I agree that spiritual beings can cause physical effects and that God performs miracles. But Dr. Byl engages in stunning speculation when he suggests that changes in the laws of physics might have occurred during the creation week, after the Fall, and at the time of the Flood. This is what the use of the Bible as a scientific textbook leads to. On the one hand Dr. Byl insists that we should stick to the Bible for knowledge on the history of the laws of physics and of life on earth. On the other hand, he goes beyond what Scripture warrants and gives free reign to his imagination. How much better is that than the origin science he rejects?
 Grand Rapids, MI: Baker Book House, 1987.
 Byl, John. God and Cosmos: A Christian View of Time, Space, and the Universe. Banner of Truth, 2001.
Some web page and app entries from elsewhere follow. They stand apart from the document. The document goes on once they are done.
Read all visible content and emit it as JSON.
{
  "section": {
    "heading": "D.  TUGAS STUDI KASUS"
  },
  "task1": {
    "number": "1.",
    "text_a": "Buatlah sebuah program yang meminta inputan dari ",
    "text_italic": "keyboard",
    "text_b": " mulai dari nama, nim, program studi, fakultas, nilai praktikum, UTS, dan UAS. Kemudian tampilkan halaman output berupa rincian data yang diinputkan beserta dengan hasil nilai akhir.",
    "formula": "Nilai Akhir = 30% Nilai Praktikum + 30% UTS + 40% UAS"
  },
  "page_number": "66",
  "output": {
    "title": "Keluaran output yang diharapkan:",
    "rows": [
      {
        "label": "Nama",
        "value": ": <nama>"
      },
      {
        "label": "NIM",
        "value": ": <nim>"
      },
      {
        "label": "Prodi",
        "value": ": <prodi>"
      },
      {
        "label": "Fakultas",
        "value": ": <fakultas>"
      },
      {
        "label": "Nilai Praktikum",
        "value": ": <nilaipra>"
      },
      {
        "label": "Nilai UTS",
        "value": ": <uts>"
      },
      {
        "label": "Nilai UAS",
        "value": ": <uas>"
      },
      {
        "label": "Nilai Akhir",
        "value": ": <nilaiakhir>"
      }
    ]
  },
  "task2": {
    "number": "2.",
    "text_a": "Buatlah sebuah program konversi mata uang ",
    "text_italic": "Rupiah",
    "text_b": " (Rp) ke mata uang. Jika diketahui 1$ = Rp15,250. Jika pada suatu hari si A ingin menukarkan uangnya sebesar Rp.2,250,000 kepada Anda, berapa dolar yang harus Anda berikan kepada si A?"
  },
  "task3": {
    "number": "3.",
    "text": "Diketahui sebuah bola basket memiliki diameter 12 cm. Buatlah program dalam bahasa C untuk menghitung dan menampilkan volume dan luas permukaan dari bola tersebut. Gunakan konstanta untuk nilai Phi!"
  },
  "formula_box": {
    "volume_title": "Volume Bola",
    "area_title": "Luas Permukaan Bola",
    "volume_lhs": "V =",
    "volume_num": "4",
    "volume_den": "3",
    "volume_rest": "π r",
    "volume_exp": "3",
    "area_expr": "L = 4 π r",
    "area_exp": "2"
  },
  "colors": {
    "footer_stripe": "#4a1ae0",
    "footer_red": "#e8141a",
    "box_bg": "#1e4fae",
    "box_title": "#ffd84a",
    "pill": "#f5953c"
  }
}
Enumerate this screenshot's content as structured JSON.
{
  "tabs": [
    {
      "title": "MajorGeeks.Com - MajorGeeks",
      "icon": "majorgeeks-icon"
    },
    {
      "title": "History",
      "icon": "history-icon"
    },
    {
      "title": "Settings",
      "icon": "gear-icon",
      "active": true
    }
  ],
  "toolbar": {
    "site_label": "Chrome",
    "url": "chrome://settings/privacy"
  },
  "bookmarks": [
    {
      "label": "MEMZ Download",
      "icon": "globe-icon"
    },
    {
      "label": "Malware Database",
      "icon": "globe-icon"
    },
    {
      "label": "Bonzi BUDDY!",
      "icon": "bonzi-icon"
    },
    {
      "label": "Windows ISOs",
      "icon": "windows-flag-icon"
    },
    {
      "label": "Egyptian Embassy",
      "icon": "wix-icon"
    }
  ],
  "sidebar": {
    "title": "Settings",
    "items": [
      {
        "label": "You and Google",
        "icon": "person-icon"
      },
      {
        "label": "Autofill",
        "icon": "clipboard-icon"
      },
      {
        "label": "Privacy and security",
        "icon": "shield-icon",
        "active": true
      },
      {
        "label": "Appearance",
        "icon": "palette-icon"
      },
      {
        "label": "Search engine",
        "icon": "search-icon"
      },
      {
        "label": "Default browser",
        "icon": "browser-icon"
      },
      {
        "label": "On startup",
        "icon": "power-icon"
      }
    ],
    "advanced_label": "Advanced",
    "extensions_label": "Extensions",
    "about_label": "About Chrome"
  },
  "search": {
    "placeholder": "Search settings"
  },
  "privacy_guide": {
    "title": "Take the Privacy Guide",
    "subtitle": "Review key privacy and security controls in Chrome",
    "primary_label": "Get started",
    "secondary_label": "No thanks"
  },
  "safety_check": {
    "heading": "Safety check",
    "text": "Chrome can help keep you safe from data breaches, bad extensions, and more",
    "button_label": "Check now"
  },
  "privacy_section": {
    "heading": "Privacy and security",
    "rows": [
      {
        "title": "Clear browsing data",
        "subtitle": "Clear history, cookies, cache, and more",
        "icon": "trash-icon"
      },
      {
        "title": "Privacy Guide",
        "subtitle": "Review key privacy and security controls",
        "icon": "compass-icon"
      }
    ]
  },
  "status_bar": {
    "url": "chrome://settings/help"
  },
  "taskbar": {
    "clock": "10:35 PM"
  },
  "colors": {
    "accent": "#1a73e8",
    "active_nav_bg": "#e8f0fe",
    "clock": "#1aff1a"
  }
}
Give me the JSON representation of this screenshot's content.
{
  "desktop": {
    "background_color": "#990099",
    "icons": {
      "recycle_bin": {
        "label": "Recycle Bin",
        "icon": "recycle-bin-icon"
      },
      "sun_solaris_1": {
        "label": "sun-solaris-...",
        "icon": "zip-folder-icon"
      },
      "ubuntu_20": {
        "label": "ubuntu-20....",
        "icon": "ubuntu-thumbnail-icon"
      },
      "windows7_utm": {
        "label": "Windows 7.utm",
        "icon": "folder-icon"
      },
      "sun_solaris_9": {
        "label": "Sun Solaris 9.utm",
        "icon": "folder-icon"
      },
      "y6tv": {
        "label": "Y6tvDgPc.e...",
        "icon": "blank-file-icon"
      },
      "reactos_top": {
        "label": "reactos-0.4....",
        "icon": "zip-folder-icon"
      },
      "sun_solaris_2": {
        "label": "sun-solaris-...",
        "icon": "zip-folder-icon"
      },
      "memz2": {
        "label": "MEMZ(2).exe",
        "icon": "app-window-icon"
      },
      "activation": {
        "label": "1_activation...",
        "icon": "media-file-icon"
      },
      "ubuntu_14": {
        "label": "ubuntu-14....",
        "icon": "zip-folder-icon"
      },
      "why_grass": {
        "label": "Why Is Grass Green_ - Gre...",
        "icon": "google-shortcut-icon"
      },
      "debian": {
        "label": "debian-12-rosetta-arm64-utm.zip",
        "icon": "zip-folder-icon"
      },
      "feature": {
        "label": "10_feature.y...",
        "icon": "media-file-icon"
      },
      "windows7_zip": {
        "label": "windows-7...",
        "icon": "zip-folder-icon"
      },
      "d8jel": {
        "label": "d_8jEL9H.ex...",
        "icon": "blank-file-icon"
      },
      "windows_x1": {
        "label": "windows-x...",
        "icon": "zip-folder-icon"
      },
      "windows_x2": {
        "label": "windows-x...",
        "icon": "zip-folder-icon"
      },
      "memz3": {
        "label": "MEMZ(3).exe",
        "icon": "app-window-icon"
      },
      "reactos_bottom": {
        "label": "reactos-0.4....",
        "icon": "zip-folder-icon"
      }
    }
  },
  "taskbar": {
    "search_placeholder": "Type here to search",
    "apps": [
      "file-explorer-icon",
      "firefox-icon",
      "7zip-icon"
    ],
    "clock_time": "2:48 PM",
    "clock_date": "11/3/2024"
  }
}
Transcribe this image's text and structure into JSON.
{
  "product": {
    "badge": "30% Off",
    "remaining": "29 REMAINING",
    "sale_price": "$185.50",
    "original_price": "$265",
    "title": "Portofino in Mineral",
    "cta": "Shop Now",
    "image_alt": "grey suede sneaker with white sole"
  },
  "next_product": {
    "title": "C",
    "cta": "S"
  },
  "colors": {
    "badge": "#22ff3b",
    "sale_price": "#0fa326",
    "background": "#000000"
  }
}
 Brooke, J. H. (1991) Science and religion: some historical perspectives. Cambridge University Press. Cambridge; Van der Meer, J.M. Ed. Facets of Faith and Science. 4 vols. The Pascal Centre for Advanced Studies in Faith and Science / University Press of America. Lanham: 1996; Brooke, J.H., Osler, M.J., Van der Meer, J.M. (Eds.) Science in Theistic Contexts: Cognitive Dimensions. Osiris 16. University of Chicago Press. Chicago. 2001; Alexander, Denis R. and Numbers, Ronald L. eds. Biology and Ideology from Descartes to Dawkins. Chicago. University of Chicago Press: 2010.
 Galileo Galilei, Dialogues concerning two new sciences, trans. H. Crew and A. De Salvio. Evanston, Ill, 1946, pp. 80-81, 162-66). More examples in Kuhn, Thomas, The structure of scientific revolution, 2nd ed. University of Chicago Press, Chicago: 1970.
 Based on Kuhn, Thomas S. “Historical Structure of Scientific Discovery.” Science, 136 (3518) June 1, 1962, 760-764.
 Kuhn, Thomas S. “Historical Structure of Scientific Discovery.” Science, 136 (3518) June 1, 1962, 760-764.
 Young, Davis A., Stearley, Ralph. The Bible, Rocks and Time: Geological Evidence for the Age of the Earth. InterVarsity Press Academic, Downers Grove, Ill. 2008, Chs. 14 and 15. link review
 Feyerabend, P. Against Method. London: Verso, 1975.
 Van der Meer, J.M. “Interpreting Nature and Scripture: A New Proposal for their Interaction.” In: Christianity and the Human Body: A Theology of the Human Body. eds. Robert Brungs, SJ and Marianne Postiglione, RSM, The ITEST Faith/Science Press: St. Louis, Missouri. 2001, pp. 38-72.
 Bavinck, H. Reformed Dogmatics, Grand Rapids: Baker, 2003, vol. 1, p. 444; italics in the original.